I’ve actually slept well the last four consecutive nights. I feel like I regained some consistency in eating fulfilling evening meals, and now I’m sleeping through the night.
The noticeable key factor however has been that each of my four preceding days was mostly busy. Sunday I was traveling much of the day and had to run errands once returning home, and Monday through Wednesday I worked all day followed by gym training. I had relatively little evening downtime before it was time to turn in, and while not outright exhausted I was definitely ready to turn in once 8pm rolled around.
In hindsight, this was closer to what my lifestyle was in Chicago, than previous months in Vegas where I might have more spare downtime following work or on the weekends. Perhaps that is what I need? I don’t feel terribly burned out on this schedule, even if yesterday I was more worn out.

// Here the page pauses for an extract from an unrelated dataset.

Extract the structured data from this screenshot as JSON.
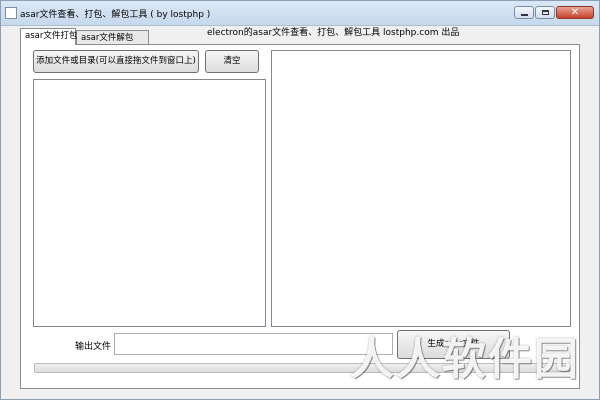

However, weariness was more likely the product of consecutive days of serious training plus the higher humidity in Vegas. Both should recede in the coming days (I mentioned yesterday reducing my training days for more, fewer intense ones), and I definitely feel better today even though I ran a couple of cruise intervals and chased it with some cross training last night.
I plan to lightly cross train today, do a brief shakeout and some evening cross and strength training tomorrow, and then attempt a long treadmill workout Saturday. If my new 3 weekly workout schedule works out then this Saturday long run should feel better than similar prior attempts.
This is some interesting data on ground contact time for elite runners. I found this a day ago so I don’t remember what else I looked up that verified the following… but apparently the optimum ground contact to air time is something around 50/50… which requires a very short ground contact time.
Most of us are in the 250-300 ms range for each step we take, smaller the faster generally. Elites are generally at or under 200ms. Presuming 180 steps per minute, 3 per second, then to get a 50/50 ratio you need a ground contact time under 167 ms. That’s rather hard to do unless your “leg spring stiffness” is strong enough to quickly recoil you off the ground akin to a sprinter (though obviously endurance athletes will not be sprinting).
I know for sure based on Stryd metrics that my leg spring stiffness is rather low, and that makes sense given I’m naturally flexible and agile. The tradeoff of that agility is that a lot of the energy I put into the ground with each step diffuses instead of propeling me back up with each step.
Here and there I’ve worked on it, and now I’m making a point (with some difficulty) to practice quickly and as lightly as possible bringing each step off the ground. It doesn’t help that I’m not light: A typical elite runner is 110-130 lbs, and I’m closer to 180. I have no interest in being 130 lbs, nor could I safely get there, but I can and am working on shedding extra weight. We’ll see how far I can get with an improved GCT/air-time ratio.